Your output should be the records below, word for word and picture-free.

● ● ●

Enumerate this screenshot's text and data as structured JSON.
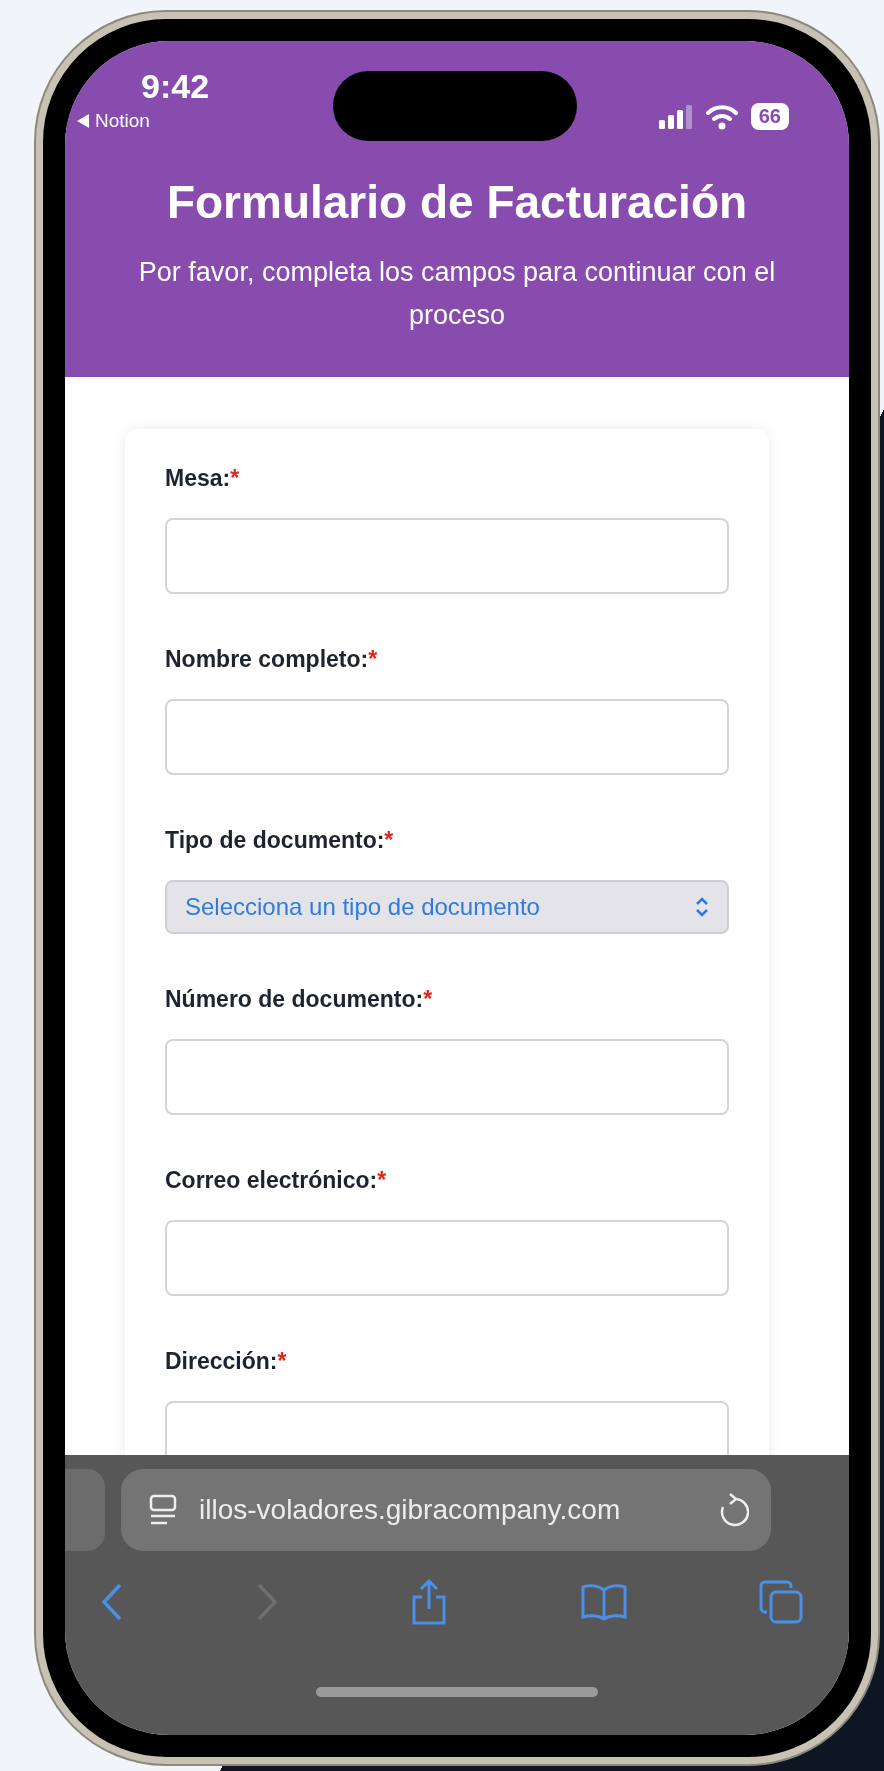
{
  "status_bar": {
    "time": "9:42",
    "back_app": "Notion",
    "battery": "66"
  },
  "header": {
    "title": "Formulario de Facturación",
    "subtitle": "Por favor, completa los campos para continuar con el proceso"
  },
  "form": {
    "fields": [
      {
        "label": "Mesa:",
        "required_mark": "*",
        "kind": "text"
      },
      {
        "label": "Nombre completo:",
        "required_mark": "*",
        "kind": "text"
      },
      {
        "label": "Tipo de documento:",
        "required_mark": "*",
        "kind": "select",
        "value": "Selecciona un tipo de documento"
      },
      {
        "label": "Número de documento:",
        "required_mark": "*",
        "kind": "text"
      },
      {
        "label": "Correo electrónico:",
        "required_mark": "*",
        "kind": "text"
      },
      {
        "label": "Dirección:",
        "required_mark": "*",
        "kind": "text"
      }
    ]
  },
  "browser": {
    "url": "illos-voladores.gibracompany.com",
    "toolbar": [
      {
        "kind": "back",
        "disabled": false
      },
      {
        "kind": "forward",
        "disabled": true
      },
      {
        "kind": "share",
        "disabled": false
      },
      {
        "kind": "bookmarks",
        "disabled": false
      },
      {
        "kind": "tabs",
        "disabled": false
      }
    ]
  }
}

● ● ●

● **WORKED SOLUTION**
Enumerate this screenshot's text and data as structured JSON.
{
  "status_bar": {
    "time": "9:42",
    "back_app": "Notion",
    "battery": "66"
  },
  "header": {
    "title": "Formulario de Facturación",
    "subtitle": "Por favor, completa los campos para continuar con el proceso"
  },
  "form": {
    "fields": [
      {
        "label": "Mesa:",
        "required_mark": "*",
        "kind": "text"
      },
      {
        "label": "Nombre completo:",
        "required_mark": "*",
        "kind": "text"
      },
      {
        "label": "Tipo de documento:",
        "required_mark": "*",
        "kind": "select",
        "value": "Selecciona un tipo de documento"
      },
      {
        "label": "Número de documento:",
        "required_mark": "*",
        "kind": "text"
      },
      {
        "label": "Correo electrónico:",
        "required_mark": "*",
        "kind": "text"
      },
      {
        "label": "Dirección:",
        "required_mark": "*",
        "kind": "text"
      }
    ]
  },
  "browser": {
    "url": "illos-voladores.gibracompany.com",
    "toolbar": [
      {
        "kind": "back",
        "disabled": false
      },
      {
        "kind": "forward",
        "disabled": true
      },
      {
        "kind": "share",
        "disabled": false
      },
      {
        "kind": "bookmarks",
        "disabled": false
      },
      {
        "kind": "tabs",
        "disabled": false
      }
    ]
  }
}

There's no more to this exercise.